▶ [WHAT YOU NEED TO DO]:
Every line containing the word "conditions" is to be copied from the data below.

---

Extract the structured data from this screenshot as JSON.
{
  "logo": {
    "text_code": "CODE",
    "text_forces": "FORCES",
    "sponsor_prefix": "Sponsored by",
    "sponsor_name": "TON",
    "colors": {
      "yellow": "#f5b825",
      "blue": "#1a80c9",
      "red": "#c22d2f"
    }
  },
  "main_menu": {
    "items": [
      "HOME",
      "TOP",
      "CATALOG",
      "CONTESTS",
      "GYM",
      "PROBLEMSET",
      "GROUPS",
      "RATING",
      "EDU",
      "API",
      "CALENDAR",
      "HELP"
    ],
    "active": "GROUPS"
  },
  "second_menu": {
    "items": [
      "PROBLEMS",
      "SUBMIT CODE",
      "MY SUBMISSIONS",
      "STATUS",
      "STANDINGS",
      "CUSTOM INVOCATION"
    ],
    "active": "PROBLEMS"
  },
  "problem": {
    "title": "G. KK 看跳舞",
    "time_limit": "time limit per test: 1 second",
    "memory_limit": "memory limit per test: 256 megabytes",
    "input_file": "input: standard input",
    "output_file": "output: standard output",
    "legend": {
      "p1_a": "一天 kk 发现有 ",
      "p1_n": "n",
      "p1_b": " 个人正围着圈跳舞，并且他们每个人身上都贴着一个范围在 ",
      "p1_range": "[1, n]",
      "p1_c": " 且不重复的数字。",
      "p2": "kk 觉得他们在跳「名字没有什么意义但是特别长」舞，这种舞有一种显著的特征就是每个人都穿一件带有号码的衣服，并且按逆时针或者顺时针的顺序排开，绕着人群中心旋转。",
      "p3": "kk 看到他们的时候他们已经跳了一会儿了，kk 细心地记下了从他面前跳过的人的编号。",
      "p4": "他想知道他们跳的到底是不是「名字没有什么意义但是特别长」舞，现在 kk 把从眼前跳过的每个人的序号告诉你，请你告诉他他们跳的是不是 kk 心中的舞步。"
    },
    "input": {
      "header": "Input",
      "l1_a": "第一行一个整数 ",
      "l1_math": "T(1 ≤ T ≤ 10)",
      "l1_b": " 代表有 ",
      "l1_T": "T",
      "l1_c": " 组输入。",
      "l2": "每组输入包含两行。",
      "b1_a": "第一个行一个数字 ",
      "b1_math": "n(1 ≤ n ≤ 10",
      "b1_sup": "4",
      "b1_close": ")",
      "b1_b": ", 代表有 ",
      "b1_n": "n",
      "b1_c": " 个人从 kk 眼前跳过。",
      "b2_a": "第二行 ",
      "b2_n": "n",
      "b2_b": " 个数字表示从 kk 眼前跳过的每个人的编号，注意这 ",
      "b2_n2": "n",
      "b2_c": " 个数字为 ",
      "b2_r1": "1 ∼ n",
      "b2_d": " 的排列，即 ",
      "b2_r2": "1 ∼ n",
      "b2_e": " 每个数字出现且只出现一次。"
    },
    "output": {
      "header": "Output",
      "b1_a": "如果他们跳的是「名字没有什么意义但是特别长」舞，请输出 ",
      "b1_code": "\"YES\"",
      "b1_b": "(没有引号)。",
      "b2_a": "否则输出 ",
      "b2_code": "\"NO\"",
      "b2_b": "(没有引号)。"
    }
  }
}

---

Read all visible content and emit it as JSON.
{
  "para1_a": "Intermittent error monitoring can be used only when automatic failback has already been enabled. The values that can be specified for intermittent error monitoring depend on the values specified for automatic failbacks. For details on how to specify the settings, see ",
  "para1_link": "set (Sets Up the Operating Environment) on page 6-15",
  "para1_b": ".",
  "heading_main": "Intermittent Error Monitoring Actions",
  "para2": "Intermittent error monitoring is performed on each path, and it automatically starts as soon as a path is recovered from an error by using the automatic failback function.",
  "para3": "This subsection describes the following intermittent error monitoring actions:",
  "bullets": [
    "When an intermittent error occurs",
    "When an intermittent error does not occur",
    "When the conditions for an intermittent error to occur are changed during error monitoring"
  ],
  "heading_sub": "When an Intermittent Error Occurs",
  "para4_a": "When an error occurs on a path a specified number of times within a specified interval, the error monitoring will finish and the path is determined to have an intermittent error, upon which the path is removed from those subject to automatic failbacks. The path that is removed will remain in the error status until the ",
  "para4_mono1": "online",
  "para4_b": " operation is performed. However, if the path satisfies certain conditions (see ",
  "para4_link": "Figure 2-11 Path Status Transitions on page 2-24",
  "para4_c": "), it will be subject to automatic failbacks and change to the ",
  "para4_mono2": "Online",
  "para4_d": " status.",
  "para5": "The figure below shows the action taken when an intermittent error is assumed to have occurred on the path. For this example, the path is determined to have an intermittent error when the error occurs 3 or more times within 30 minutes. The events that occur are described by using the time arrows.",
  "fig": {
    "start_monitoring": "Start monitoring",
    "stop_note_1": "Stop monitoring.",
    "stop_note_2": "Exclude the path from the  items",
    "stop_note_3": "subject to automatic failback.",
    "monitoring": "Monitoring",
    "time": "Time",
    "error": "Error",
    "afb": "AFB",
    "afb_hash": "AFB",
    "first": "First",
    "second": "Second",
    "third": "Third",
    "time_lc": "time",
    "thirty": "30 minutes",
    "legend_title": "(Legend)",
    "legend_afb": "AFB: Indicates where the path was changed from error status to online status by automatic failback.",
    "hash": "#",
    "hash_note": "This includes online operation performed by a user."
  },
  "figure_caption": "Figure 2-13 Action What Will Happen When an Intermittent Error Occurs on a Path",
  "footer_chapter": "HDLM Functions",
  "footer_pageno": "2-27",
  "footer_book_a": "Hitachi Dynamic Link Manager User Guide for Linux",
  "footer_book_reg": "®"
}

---

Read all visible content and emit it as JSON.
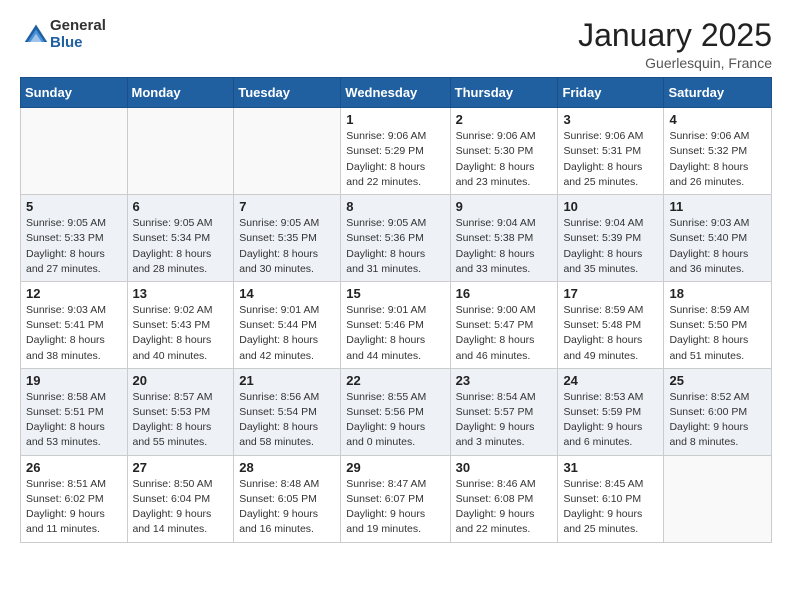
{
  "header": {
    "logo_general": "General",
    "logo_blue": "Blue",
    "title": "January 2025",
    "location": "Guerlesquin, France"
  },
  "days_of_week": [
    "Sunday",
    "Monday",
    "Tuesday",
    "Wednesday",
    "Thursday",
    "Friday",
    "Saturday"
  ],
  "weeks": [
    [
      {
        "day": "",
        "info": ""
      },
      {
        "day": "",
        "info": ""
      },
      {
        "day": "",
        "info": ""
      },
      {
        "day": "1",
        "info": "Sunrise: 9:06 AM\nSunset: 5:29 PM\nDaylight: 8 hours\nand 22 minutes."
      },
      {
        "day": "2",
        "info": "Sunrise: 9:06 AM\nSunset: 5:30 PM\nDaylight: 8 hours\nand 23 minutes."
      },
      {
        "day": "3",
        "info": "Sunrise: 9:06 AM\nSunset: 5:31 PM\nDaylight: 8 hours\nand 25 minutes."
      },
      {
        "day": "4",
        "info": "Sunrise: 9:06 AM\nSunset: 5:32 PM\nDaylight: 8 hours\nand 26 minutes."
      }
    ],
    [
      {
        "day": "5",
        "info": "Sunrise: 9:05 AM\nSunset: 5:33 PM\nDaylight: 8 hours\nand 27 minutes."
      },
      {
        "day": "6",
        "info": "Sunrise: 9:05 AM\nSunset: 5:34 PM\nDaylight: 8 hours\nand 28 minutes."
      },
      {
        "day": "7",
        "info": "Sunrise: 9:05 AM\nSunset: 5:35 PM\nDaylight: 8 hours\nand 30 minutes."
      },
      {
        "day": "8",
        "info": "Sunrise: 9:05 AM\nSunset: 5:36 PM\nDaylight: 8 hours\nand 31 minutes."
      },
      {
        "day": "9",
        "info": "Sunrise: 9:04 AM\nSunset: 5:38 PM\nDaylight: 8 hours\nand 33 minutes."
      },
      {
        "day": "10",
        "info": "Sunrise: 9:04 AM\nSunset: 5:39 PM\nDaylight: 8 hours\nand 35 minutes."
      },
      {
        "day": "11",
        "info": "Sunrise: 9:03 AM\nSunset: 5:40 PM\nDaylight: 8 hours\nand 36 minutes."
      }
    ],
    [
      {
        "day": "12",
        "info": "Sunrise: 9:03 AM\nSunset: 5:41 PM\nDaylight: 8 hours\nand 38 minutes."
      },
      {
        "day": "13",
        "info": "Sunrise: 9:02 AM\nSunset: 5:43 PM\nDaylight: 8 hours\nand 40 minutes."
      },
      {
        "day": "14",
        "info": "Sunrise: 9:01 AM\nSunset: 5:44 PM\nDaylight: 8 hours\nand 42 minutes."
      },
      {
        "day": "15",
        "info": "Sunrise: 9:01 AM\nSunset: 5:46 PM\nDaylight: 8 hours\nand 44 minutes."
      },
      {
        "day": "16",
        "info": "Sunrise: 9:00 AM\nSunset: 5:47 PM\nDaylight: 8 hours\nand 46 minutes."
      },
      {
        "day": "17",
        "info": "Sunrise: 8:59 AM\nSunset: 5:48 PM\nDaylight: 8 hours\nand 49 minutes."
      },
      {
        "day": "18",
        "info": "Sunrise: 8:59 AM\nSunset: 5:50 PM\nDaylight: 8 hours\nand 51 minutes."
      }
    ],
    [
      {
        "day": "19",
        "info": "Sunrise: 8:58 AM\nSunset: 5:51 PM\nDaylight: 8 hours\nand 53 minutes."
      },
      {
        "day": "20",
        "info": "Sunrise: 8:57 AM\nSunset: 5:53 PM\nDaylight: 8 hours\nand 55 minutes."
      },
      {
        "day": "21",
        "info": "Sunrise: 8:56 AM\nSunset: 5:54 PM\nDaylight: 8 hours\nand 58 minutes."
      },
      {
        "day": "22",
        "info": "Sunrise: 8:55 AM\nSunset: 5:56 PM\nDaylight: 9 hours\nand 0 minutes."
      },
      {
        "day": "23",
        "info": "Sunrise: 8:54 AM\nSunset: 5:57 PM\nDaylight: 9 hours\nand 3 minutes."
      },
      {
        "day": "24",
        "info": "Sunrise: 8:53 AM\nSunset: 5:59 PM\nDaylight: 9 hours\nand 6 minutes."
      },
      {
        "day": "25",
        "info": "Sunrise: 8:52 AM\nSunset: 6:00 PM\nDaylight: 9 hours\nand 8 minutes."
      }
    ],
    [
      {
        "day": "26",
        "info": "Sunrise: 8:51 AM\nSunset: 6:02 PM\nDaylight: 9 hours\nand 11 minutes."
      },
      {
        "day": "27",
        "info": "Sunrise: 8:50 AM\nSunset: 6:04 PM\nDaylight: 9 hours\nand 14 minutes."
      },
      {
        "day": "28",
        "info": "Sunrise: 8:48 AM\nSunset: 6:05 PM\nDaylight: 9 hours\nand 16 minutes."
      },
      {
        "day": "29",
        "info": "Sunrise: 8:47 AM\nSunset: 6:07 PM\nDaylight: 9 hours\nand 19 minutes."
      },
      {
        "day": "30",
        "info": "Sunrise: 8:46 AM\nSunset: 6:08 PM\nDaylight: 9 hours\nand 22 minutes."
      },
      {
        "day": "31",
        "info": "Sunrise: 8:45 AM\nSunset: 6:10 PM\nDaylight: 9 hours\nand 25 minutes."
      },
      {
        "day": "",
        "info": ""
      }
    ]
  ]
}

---

▶ [RESPONSE FOR THIS EXERCISE]:
    "When the conditions for an intermittent error to occur are changed during error monitoring"
  "para4_b": " operation is performed. However, if the path satisfies certain conditions (see ",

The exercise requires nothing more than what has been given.